» **WHAT IS BEING ASKED**
Among the lines below, tally those holding the string "icon" and give the total only.

════════════════

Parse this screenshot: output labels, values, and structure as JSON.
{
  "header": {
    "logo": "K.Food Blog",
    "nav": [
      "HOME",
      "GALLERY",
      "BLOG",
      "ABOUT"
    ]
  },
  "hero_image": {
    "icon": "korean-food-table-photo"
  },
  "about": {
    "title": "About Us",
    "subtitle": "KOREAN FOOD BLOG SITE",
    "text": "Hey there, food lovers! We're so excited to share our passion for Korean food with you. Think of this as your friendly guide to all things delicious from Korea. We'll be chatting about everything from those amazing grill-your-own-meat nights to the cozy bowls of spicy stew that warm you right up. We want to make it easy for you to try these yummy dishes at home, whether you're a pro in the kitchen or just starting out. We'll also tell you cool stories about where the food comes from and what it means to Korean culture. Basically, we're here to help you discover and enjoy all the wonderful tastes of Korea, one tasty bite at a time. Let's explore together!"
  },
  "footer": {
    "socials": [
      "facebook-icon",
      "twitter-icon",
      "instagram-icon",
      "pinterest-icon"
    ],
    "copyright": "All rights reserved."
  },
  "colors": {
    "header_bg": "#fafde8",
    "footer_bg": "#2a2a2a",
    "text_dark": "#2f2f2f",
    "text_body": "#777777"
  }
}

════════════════

» **COMPLETED EXERCISE**
5